Asian American and Pacific Islander Heritage Month (May)

Did you know?

From the United State Census Bureau: "In 1978, a joint congressional resolution established Asian/Pacific American Heritage Week. The first 10 days of May were chosen to coincide with two important milestones in Asian/Pacific American history: the arrival in the United States of the first Japanese immigrants (May 7, 1843) and contributions of Chinese workers to the building of the transcontinental railroad, completed May 10, 1869. In 1992, Congress expanded the observance to a monthlong celebration now known as Asian American and Pacific Islander Heritage Month." Source: United State Census Bureau

In the College of Engineering, all are welcome. To better share the stories of how our faculty, staff, students and alumni are diverse in their many varying forms, we are celebrating various heritage and other nationally recognized months.

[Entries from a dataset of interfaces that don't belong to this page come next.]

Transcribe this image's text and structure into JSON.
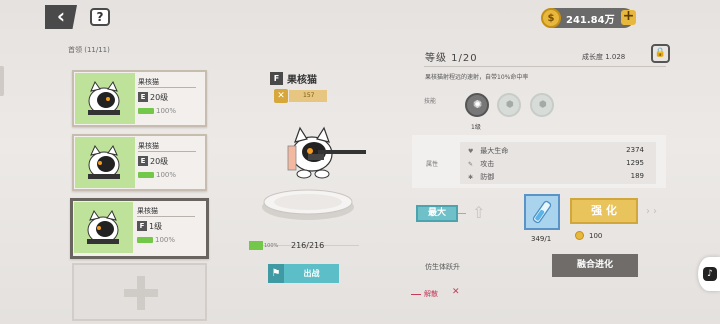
{
  "topbar": {
    "back_icon": "chevron-left-icon",
    "help_icon": "question-book-icon",
    "help_glyph": "?",
    "currency": {
      "value": "241.84万",
      "icon": "coin-icon",
      "icon_glyph": "$",
      "add_label": "+"
    }
  },
  "roster": {
    "label": "首领 (11/11)",
    "cards": [
      {
        "name": "果核猫",
        "rank": "E",
        "level": "20级",
        "hp": "100%"
      },
      {
        "name": "果核猫",
        "rank": "E",
        "level": "20级",
        "hp": "100%"
      },
      {
        "name": "果核猫",
        "rank": "F",
        "level": "1级",
        "hp": "100%"
      }
    ],
    "add_slot_icon": "plus-icon"
  },
  "hero": {
    "rank": "F",
    "name": "果核猫",
    "power_icon_glyph": "✕",
    "power": "157",
    "hp_percent": "100%",
    "hp_value": "216/216",
    "deploy_label": "出战"
  },
  "detail": {
    "level_title": "等级  1/20",
    "growth_label": "成长度  1.028",
    "description": "果核猫射程远的速射，自带10%命中率",
    "skill_label": "技能",
    "skill_1_glyph": "✺",
    "skill_1_level": "1级",
    "lock_glyph": "⬢",
    "attr_label": "属性",
    "stats": [
      {
        "icon": "heart-icon",
        "glyph": "♥",
        "label": "最大生命",
        "value": "2374"
      },
      {
        "icon": "sword-icon",
        "glyph": "✎",
        "label": "攻击",
        "value": "1295"
      },
      {
        "icon": "shield-icon",
        "glyph": "✱",
        "label": "防御",
        "value": "189"
      }
    ],
    "max_label": "最大",
    "upgrade_glyph": "⇧",
    "item_count": "349/1",
    "enhance_label": "强 化",
    "enhance_cost": "100",
    "chevron_glyph": "›",
    "evolve_label": "仿生体跃升",
    "merge_label": "融合进化",
    "dismiss_label": "解散",
    "dismiss_glyph": "✕"
  },
  "side_button_glyph": "♪",
  "colors": {
    "accent_teal": "#5cbfc8",
    "accent_gold": "#e9c35b",
    "hp_green": "#74c849",
    "card_art_green": "#bfe29a",
    "danger_red": "#c63a5a"
  }
}
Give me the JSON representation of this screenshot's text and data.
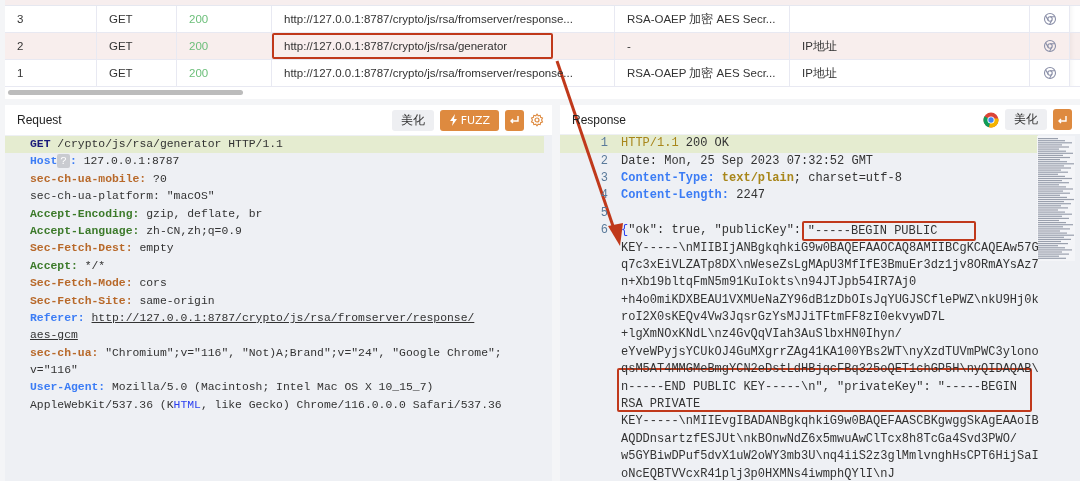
{
  "requests_table": {
    "rows": [
      {
        "id": "3",
        "method": "GET",
        "status": "200",
        "url": "http://127.0.0.1:8787/crypto/js/rsa/fromserver/response...",
        "title": "RSA-OAEP 加密 AES Secr...",
        "selected": false
      },
      {
        "id": "2",
        "method": "GET",
        "status": "200",
        "url": "http://127.0.0.1:8787/crypto/js/rsa/generator",
        "title": "-",
        "column_6": "IP地址",
        "selected": true
      },
      {
        "id": "1",
        "method": "GET",
        "status": "200",
        "url": "http://127.0.0.1:8787/crypto/js/rsa/fromserver/response...",
        "title": "RSA-OAEP 加密 AES Secr...",
        "column_6": "IP地址",
        "selected": false
      }
    ]
  },
  "request": {
    "title": "Request",
    "beautify_label": "美化",
    "fuzz_label": "FUZZ",
    "lines": [
      {
        "highlighted": true,
        "rows": [
          [
            {
              "text": "GET",
              "kind": "method"
            },
            {
              "text": " /crypto/js/rsa/generator HTTP/1.1",
              "kind": "plain"
            }
          ]
        ]
      },
      {
        "highlighted": false,
        "badge": "?",
        "rows": [
          [
            {
              "text": "Host",
              "kind": "key_blue"
            },
            {
              "text": ": ",
              "kind": "key_blue"
            },
            {
              "text": "127.0.0.1:8787",
              "kind": "plain"
            }
          ]
        ]
      },
      {
        "highlighted": false,
        "rows": [
          [
            {
              "text": "sec-ch-ua-mobile:",
              "kind": "key_warm"
            },
            {
              "text": " ?0",
              "kind": "plain"
            }
          ]
        ]
      },
      {
        "highlighted": false,
        "rows": [
          [
            {
              "text": "sec-ch-ua-platform: \"macOS\"",
              "kind": "plain"
            }
          ]
        ]
      },
      {
        "highlighted": false,
        "rows": [
          [
            {
              "text": "Accept-Encoding:",
              "kind": "key_green"
            },
            {
              "text": " gzip, deflate, br",
              "kind": "plain"
            }
          ]
        ]
      },
      {
        "highlighted": false,
        "rows": [
          [
            {
              "text": "Accept-Language:",
              "kind": "key_green"
            },
            {
              "text": " zh-CN,zh;q=0.9",
              "kind": "plain"
            }
          ]
        ]
      },
      {
        "highlighted": false,
        "rows": [
          [
            {
              "text": "Sec-Fetch-Dest:",
              "kind": "key_warm"
            },
            {
              "text": " empty",
              "kind": "plain"
            }
          ]
        ]
      },
      {
        "highlighted": false,
        "rows": [
          [
            {
              "text": "Accept:",
              "kind": "key_green"
            },
            {
              "text": " */*",
              "kind": "plain"
            }
          ]
        ]
      },
      {
        "highlighted": false,
        "rows": [
          [
            {
              "text": "Sec-Fetch-Mode:",
              "kind": "key_warm"
            },
            {
              "text": " cors",
              "kind": "plain"
            }
          ]
        ]
      },
      {
        "highlighted": false,
        "rows": [
          [
            {
              "text": "Sec-Fetch-Site:",
              "kind": "key_warm"
            },
            {
              "text": " same-origin",
              "kind": "plain"
            }
          ]
        ]
      },
      {
        "highlighted": false,
        "rows": [
          [
            {
              "text": "Referer:",
              "kind": "key_blue"
            },
            {
              "text": " ",
              "kind": "plain"
            },
            {
              "text": "http://127.0.0.1:8787/crypto/js/rsa/fromserver/response/",
              "kind": "link"
            }
          ],
          [
            {
              "text": "aes-gcm",
              "kind": "link"
            }
          ]
        ]
      },
      {
        "highlighted": false,
        "rows": [
          [
            {
              "text": "sec-ch-ua:",
              "kind": "key_warm"
            },
            {
              "text": " \"Chromium\";v=\"116\", \"Not)A;Brand\";v=\"24\", \"Google Chrome\";",
              "kind": "plain"
            }
          ],
          [
            {
              "text": "v=\"116\"",
              "kind": "plain"
            }
          ]
        ]
      },
      {
        "highlighted": false,
        "rows": [
          [
            {
              "text": "User-Agent:",
              "kind": "key_blue"
            },
            {
              "text": " Mozilla/5.0 (Macintosh; Intel Mac OS X 10_15_7)",
              "kind": "plain"
            }
          ],
          [
            {
              "text": "AppleWebKit/537.36 (K",
              "kind": "plain"
            },
            {
              "text": "HTML",
              "kind": "match"
            },
            {
              "text": ", like Gecko) Chrome/116.0.0.0 Safari/537.36",
              "kind": "plain"
            }
          ]
        ]
      }
    ]
  },
  "response": {
    "title": "Response",
    "beautify_label": "美化",
    "lines": [
      {
        "number": "1",
        "highlighted": true,
        "rows": [
          [
            {
              "text": "HTTP/1.1",
              "kind": "protocol"
            },
            {
              "text": " 200 OK",
              "kind": "plain"
            }
          ]
        ]
      },
      {
        "number": "2",
        "highlighted": false,
        "rows": [
          [
            {
              "text": "Date: Mon, 25 Sep 2023 07:32:52 GMT",
              "kind": "plain"
            }
          ]
        ]
      },
      {
        "number": "3",
        "highlighted": false,
        "rows": [
          [
            {
              "text": "Content-Type:",
              "kind": "key_blue"
            },
            {
              "text": " ",
              "kind": "plain"
            },
            {
              "text": "text/plain",
              "kind": "mime"
            },
            {
              "text": "; charset=utf-8",
              "kind": "plain"
            }
          ]
        ]
      },
      {
        "number": "4",
        "highlighted": false,
        "rows": [
          [
            {
              "text": "Content-Length:",
              "kind": "key_blue"
            },
            {
              "text": " 2247",
              "kind": "plain"
            }
          ]
        ]
      },
      {
        "number": "5",
        "highlighted": false
      },
      {
        "number": "6",
        "highlighted": false,
        "rows": [
          [
            {
              "text": "{",
              "kind": "match"
            },
            {
              "text": "\"ok\": true, \"publicKey\": ",
              "kind": "plain"
            },
            {
              "text": "\"-----BEGIN PUBLIC",
              "kind": "plain",
              "boxed": true
            }
          ],
          [
            {
              "text": "KEY-----\\nMIIBIjANBgkqhkiG9w0BAQEFAAOCAQ8AMIIBCgKCAQEAw57G",
              "kind": "plain"
            }
          ],
          [
            {
              "text": "q7c3xEiVLZATp8DX\\nWeseZsLgMApU3MfIfE3BmuEr3dz1jv8ORmAYsAz7",
              "kind": "plain"
            }
          ],
          [
            {
              "text": "n+Xb19bltqFmN5m91KuIokts\\n94JTJpb54IR7Aj0",
              "kind": "plain"
            }
          ],
          [
            {
              "text": "+h4o0miKDXBEAU1VXMUeNaZY96dB1zDbOIsJqYUGJSCflePWZ\\nkU9Hj0k",
              "kind": "plain"
            }
          ],
          [
            {
              "text": "roI2X0sKEQv4Vw3JqsrGzYsMJJiTFtmFF8zI0ekvywD7L",
              "kind": "plain"
            }
          ],
          [
            {
              "text": "+lgXmNOxKNdL\\nz4GvQqVIah3AuSlbxHN0Ihyn/",
              "kind": "plain"
            }
          ],
          [
            {
              "text": "eYveWPyjsYCUkOJ4GuMXgrrZAg41KA100YBs2WT\\nyXzdTUVmPWC3ylono",
              "kind": "plain"
            }
          ],
          [
            {
              "text": "qsM5AT4MMGMeBmgYCN2eDstLdHBjqcFBq325oQET1chGP5H\\nyQIDAQAB\\",
              "kind": "plain"
            }
          ],
          [
            {
              "text": "n-----END PUBLIC KEY-----\\n\", \"privateKey\": \"-----BEGIN",
              "kind": "plain"
            }
          ],
          [
            {
              "text": "RSA PRIVATE",
              "kind": "plain"
            }
          ],
          [
            {
              "text": "KEY-----\\nMIIEvgIBADANBgkqhkiG9w0BAQEFAASCBKgwggSkAgEAAoIB",
              "kind": "plain"
            }
          ],
          [
            {
              "text": "AQDDnsartzfESJUt\\nkBOnwNdZ6x5mwuAwClTcx8h8TcGa4Svd3PWO/",
              "kind": "plain"
            }
          ],
          [
            {
              "text": "w5GYBiwDPuf5dvX1uW2oWY3mb3U\\nq4iiS2z3glMmlvnghHsCPT6HijSaI",
              "kind": "plain"
            }
          ],
          [
            {
              "text": "oNcEQBTVVcxR41plj3p0HXMNs4iwmphQYlI\\nJ",
              "kind": "plain"
            }
          ]
        ]
      }
    ]
  }
}
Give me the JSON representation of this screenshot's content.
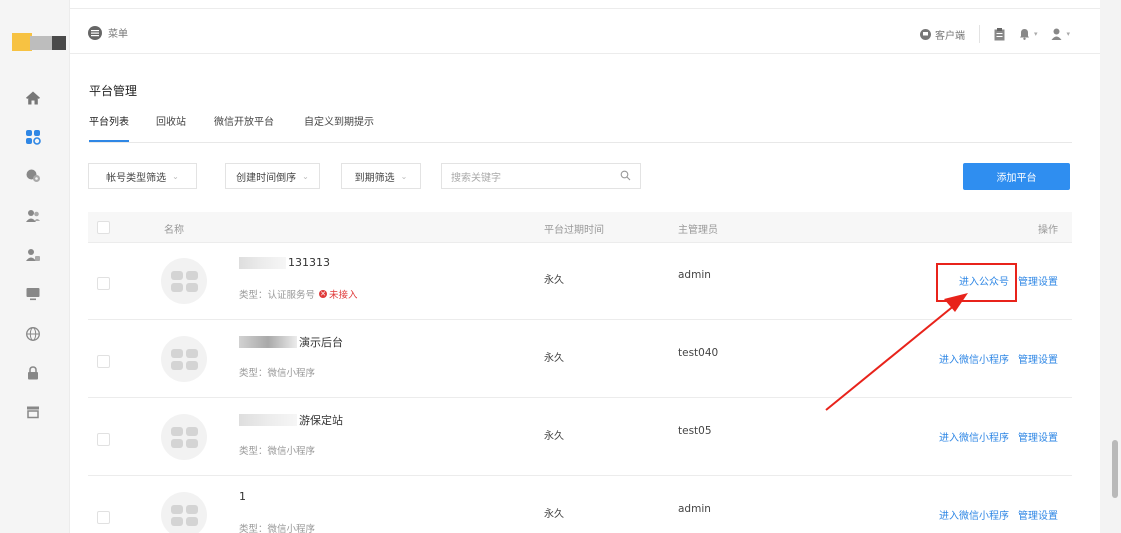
{
  "topbar": {
    "menu_label": "菜单",
    "client_label": "客户端"
  },
  "page": {
    "title": "平台管理"
  },
  "tabs": [
    {
      "label": "平台列表",
      "active": true
    },
    {
      "label": "回收站",
      "active": false
    },
    {
      "label": "微信开放平台",
      "active": false
    },
    {
      "label": "自定义到期提示",
      "active": false
    }
  ],
  "filters": {
    "account_type": "帐号类型筛选",
    "created_sort": "创建时间倒序",
    "expire_filter": "到期筛选",
    "search_placeholder": "搜索关键字",
    "add_button": "添加平台"
  },
  "table": {
    "headers": {
      "name": "名称",
      "expire": "平台过期时间",
      "admin": "主管理员",
      "ops": "操作"
    },
    "rows": [
      {
        "name": "131313",
        "type": "类型：认证服务号",
        "status": "未接入",
        "expire": "永久",
        "admin": "admin",
        "op1": "进入公众号",
        "op2": "管理设置"
      },
      {
        "name": "演示后台",
        "type": "类型：微信小程序",
        "expire": "永久",
        "admin": "test040",
        "op1": "进入微信小程序",
        "op2": "管理设置"
      },
      {
        "name": "游保定站",
        "type": "类型：微信小程序",
        "expire": "永久",
        "admin": "test05",
        "op1": "进入微信小程序",
        "op2": "管理设置"
      },
      {
        "name": "1",
        "type": "类型：微信小程序",
        "expire": "永久",
        "admin": "admin",
        "op1": "进入微信小程序",
        "op2": "管理设置"
      }
    ]
  },
  "colors": {
    "accent": "#2f87e5",
    "button": "#2f8ef0",
    "annotation": "#e8231b",
    "warning": "#e03a3a"
  },
  "icons": [
    "home-icon",
    "apps-icon",
    "settings-gear-icon",
    "users-icon",
    "user-manage-icon",
    "monitor-icon",
    "globe-icon",
    "lock-icon",
    "store-icon",
    "menu-icon",
    "client-icon",
    "clipboard-icon",
    "bell-icon",
    "user-icon",
    "search-icon"
  ]
}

This recognition will include stories about those in our greater engineering community, as well as sharing events and other opportunities.

Developing the Complete Engineer

Yusong Li Throughout May, Lamp Rynearson celebrates Asian American Pacific Islander Heritage Month (APAHM). As part of this years celebration, they sat down with Dr. Yusong Li to discuss her role as a change-maker and how the college is training the new generation of Complete Engineers.
A diverse and inclusive engineering workforce is critical to the future.
Yusong Lie Associate Dean for Faculty and Inclusion, College of Engineering
Professor, Department of Civil and Environmental Engineering

Featured Stories

Dr. Wang at Acoustical Society of America meeting (May 2019) with two of her graduates (Laura Brill, MS'17; Ellen Peng, PhD'14)
Read Lily's Story
Director, Durham School of Architectural Engineering and Construction Charles W. and Margre H. Durham Distinguished Professor
“Beware and don't fall for the stereotypes about engineering! Working as an engineer is powerful and fulfilling. Engineers solve problems to improve people's lives, and we need more diverse perspectives to continue doing that equitably and impactfully.”

Read Lily's Story
Leen-Kiat Soh
Read Leen-Kiat's Story
Professor of Computer Science and Engineering
“Be persistent and invest time and effort. Be inquisitive and ask questions. Be mindful and think about your learning and acquiring new knowledge. Be open-minded and appreciate different viewpoints. Be caring and consider the impacts of your work. Seek help if you are doubtful.”

Read Leen-Kiat's Story
Xuan Le working in a lab.
Read Xuan's Story
Student: Chemical & Biomolecular Engineering
“Cultural celebration fosters respect and open-mindedness. It is important to celebrate my heritage because I get to commemorate the events and traditions that have made me who I am today. Celebrating heritage doesn’t need to be huge; it can be as little as enjoying a home cooked meal with your family or dressing up in your traditional clothes.”

Read Xuan's Story
Yongfeng Lu
Read Yongfeng's Story
Professor of Electrical and Computer Engineering
“From my own heritage and the different cultures I experienced in the four countries I have lived, I learned the importance and value of the diversity. Cultures and religions are cultivated through thousands of years by millions or billions of people. Through respect and mutual understanding, we can build strong bonds with colleagues and collaborators.”

Read Yongfeng's Story
Emily Ritzdorf sitting with her parents at Pinnacle Bank Arena for a Huskers basketball game.
Read Emily's Story
Student: Architectural Engineering
“Celebrating one's heritage is important to my family and me because although our blood isn't the same we can still honor the people and traditions from the past. This diversity of my upbringing has allowed me a unique outlook on life and realize that people are not that different from one another.”

Read Emily's Story